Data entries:

◆ ◆ ◆ ◆ ◆ ◆ ◆

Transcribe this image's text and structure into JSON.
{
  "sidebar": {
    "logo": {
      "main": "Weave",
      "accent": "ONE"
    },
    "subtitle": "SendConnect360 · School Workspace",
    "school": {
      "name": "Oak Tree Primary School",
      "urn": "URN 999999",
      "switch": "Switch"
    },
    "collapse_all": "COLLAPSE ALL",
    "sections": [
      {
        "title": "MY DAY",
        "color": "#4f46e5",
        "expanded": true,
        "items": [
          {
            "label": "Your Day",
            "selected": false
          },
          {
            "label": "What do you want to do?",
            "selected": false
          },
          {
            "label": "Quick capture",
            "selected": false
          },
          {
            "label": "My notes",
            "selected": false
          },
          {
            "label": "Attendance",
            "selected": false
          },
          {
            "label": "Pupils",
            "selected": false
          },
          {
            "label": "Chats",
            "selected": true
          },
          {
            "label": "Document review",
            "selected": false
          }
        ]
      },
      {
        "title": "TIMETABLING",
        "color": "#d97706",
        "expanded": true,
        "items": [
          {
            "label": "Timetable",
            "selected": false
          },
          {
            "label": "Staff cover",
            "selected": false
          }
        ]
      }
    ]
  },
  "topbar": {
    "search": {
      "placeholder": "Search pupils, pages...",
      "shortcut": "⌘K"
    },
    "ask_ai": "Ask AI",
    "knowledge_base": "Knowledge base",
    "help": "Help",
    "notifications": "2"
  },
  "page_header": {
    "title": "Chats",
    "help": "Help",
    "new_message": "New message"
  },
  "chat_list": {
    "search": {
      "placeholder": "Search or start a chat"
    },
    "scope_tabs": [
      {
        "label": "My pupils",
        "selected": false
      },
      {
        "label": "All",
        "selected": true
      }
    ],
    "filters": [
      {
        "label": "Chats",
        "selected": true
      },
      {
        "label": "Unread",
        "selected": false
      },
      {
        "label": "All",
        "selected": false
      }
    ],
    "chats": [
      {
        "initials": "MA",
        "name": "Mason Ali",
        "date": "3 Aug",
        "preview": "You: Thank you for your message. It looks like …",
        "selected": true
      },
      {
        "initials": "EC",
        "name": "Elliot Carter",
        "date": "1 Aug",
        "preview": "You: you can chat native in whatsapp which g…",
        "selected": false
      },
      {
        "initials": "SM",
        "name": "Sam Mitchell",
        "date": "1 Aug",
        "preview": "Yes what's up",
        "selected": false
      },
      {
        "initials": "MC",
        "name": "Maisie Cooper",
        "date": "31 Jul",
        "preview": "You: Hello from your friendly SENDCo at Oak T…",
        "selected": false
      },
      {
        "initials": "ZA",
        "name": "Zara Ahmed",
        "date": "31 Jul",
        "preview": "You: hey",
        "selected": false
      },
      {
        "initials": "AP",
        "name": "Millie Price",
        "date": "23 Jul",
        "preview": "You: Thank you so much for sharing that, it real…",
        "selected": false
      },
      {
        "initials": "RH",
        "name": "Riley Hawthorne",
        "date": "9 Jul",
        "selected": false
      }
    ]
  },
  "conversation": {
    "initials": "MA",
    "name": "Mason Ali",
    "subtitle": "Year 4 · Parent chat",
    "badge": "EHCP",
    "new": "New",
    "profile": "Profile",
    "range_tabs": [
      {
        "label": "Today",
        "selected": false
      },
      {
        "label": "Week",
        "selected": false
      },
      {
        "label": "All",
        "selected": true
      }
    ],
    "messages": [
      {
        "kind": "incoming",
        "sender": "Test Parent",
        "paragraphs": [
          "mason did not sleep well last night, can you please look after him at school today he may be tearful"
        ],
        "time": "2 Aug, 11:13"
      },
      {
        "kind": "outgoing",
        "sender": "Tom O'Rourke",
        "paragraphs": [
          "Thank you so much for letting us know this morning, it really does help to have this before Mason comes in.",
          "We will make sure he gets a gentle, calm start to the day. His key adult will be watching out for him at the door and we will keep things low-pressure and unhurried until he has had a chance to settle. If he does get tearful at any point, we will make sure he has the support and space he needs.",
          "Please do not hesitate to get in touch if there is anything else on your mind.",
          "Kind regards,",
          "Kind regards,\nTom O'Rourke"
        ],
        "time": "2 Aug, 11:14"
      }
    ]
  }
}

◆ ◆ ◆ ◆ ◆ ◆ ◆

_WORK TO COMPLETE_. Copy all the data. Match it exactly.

_SOLUTION FOR THIS PROBLEM_.
Transcribe this image's text and structure into JSON.
{
  "sidebar": {
    "logo": {
      "main": "Weave",
      "accent": "ONE"
    },
    "subtitle": "SendConnect360 · School Workspace",
    "school": {
      "name": "Oak Tree Primary School",
      "urn": "URN 999999",
      "switch": "Switch"
    },
    "collapse_all": "COLLAPSE ALL",
    "sections": [
      {
        "title": "MY DAY",
        "color": "#4f46e5",
        "expanded": true,
        "items": [
          {
            "label": "Your Day",
            "selected": false
          },
          {
            "label": "What do you want to do?",
            "selected": false
          },
          {
            "label": "Quick capture",
            "selected": false
          },
          {
            "label": "My notes",
            "selected": false
          },
          {
            "label": "Attendance",
            "selected": false
          },
          {
            "label": "Pupils",
            "selected": false
          },
          {
            "label": "Chats",
            "selected": true
          },
          {
            "label": "Document review",
            "selected": false
          }
        ]
      },
      {
        "title": "TIMETABLING",
        "color": "#d97706",
        "expanded": true,
        "items": [
          {
            "label": "Timetable",
            "selected": false
          },
          {
            "label": "Staff cover",
            "selected": false
          }
        ]
      }
    ]
  },
  "topbar": {
    "search": {
      "placeholder": "Search pupils, pages...",
      "shortcut": "⌘K"
    },
    "ask_ai": "Ask AI",
    "knowledge_base": "Knowledge base",
    "help": "Help",
    "notifications": "2"
  },
  "page_header": {
    "title": "Chats",
    "help": "Help",
    "new_message": "New message"
  },
  "chat_list": {
    "search": {
      "placeholder": "Search or start a chat"
    },
    "scope_tabs": [
      {
        "label": "My pupils",
        "selected": false
      },
      {
        "label": "All",
        "selected": true
      }
    ],
    "filters": [
      {
        "label": "Chats",
        "selected": true
      },
      {
        "label": "Unread",
        "selected": false
      },
      {
        "label": "All",
        "selected": false
      }
    ],
    "chats": [
      {
        "initials": "MA",
        "name": "Mason Ali",
        "date": "3 Aug",
        "preview": "You: Thank you for your message. It looks like …",
        "selected": true
      },
      {
        "initials": "EC",
        "name": "Elliot Carter",
        "date": "1 Aug",
        "preview": "You: you can chat native in whatsapp which g…",
        "selected": false
      },
      {
        "initials": "SM",
        "name": "Sam Mitchell",
        "date": "1 Aug",
        "preview": "Yes what's up",
        "selected": false
      },
      {
        "initials": "MC",
        "name": "Maisie Cooper",
        "date": "31 Jul",
        "preview": "You: Hello from your friendly SENDCo at Oak T…",
        "selected": false
      },
      {
        "initials": "ZA",
        "name": "Zara Ahmed",
        "date": "31 Jul",
        "preview": "You: hey",
        "selected": false
      },
      {
        "initials": "AP",
        "name": "Millie Price",
        "date": "23 Jul",
        "preview": "You: Thank you so much for sharing that, it real…",
        "selected": false
      },
      {
        "initials": "RH",
        "name": "Riley Hawthorne",
        "date": "9 Jul",
        "selected": false
      }
    ]
  },
  "conversation": {
    "initials": "MA",
    "name": "Mason Ali",
    "subtitle": "Year 4 · Parent chat",
    "badge": "EHCP",
    "new": "New",
    "profile": "Profile",
    "range_tabs": [
      {
        "label": "Today",
        "selected": false
      },
      {
        "label": "Week",
        "selected": false
      },
      {
        "label": "All",
        "selected": true
      }
    ],
    "messages": [
      {
        "kind": "incoming",
        "sender": "Test Parent",
        "paragraphs": [
          "mason did not sleep well last night, can you please look after him at school today he may be tearful"
        ],
        "time": "2 Aug, 11:13"
      },
      {
        "kind": "outgoing",
        "sender": "Tom O'Rourke",
        "paragraphs": [
          "Thank you so much for letting us know this morning, it really does help to have this before Mason comes in.",
          "We will make sure he gets a gentle, calm start to the day. His key adult will be watching out for him at the door and we will keep things low-pressure and unhurried until he has had a chance to settle. If he does get tearful at any point, we will make sure he has the support and space he needs.",
          "Please do not hesitate to get in touch if there is anything else on your mind.",
          "Kind regards,",
          "Kind regards,\nTom O'Rourke"
        ],
        "time": "2 Aug, 11:14"
      }
    ]
  }
}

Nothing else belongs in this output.